Problem statement — Extract every line of the material that holds the string "gratis".
━━━━━━━━━━━━━━━━
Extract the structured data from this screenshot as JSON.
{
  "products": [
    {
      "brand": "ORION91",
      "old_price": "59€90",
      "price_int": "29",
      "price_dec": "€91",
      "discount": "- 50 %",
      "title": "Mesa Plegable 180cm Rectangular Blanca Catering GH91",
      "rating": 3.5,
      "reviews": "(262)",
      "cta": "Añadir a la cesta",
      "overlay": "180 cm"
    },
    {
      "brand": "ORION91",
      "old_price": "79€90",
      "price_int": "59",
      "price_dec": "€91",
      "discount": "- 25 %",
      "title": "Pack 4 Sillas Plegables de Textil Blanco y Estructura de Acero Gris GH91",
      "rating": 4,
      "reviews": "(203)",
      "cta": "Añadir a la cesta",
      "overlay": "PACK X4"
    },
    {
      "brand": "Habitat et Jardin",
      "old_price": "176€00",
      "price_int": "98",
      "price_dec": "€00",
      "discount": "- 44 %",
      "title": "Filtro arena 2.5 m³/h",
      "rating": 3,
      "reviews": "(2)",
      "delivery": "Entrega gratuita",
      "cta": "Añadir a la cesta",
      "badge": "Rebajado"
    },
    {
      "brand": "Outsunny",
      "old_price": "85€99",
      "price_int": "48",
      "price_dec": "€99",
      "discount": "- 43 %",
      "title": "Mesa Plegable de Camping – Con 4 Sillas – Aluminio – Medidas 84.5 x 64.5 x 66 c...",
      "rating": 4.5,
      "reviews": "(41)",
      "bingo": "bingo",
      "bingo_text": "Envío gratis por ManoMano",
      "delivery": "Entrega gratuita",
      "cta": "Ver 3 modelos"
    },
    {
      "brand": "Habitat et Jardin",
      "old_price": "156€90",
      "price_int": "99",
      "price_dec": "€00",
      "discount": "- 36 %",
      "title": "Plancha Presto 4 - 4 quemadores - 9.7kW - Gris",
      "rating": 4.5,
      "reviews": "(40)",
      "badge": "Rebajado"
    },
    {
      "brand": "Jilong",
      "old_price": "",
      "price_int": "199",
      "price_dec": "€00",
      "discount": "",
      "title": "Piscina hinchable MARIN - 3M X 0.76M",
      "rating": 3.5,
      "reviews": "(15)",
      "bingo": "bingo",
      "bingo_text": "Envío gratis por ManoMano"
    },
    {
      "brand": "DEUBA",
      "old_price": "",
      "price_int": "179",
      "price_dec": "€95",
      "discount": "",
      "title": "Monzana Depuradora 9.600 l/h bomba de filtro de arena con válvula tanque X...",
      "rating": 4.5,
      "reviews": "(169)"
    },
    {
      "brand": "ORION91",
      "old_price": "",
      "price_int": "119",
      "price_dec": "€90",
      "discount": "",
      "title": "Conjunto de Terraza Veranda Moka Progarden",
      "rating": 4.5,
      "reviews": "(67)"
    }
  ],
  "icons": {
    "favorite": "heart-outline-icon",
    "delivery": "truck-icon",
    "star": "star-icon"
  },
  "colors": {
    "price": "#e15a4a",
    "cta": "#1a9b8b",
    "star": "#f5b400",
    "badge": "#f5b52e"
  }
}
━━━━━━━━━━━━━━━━
Solution —
      "bingo_text": "Envío gratis por ManoMano",
      "bingo_text": "Envío gratis por ManoMano"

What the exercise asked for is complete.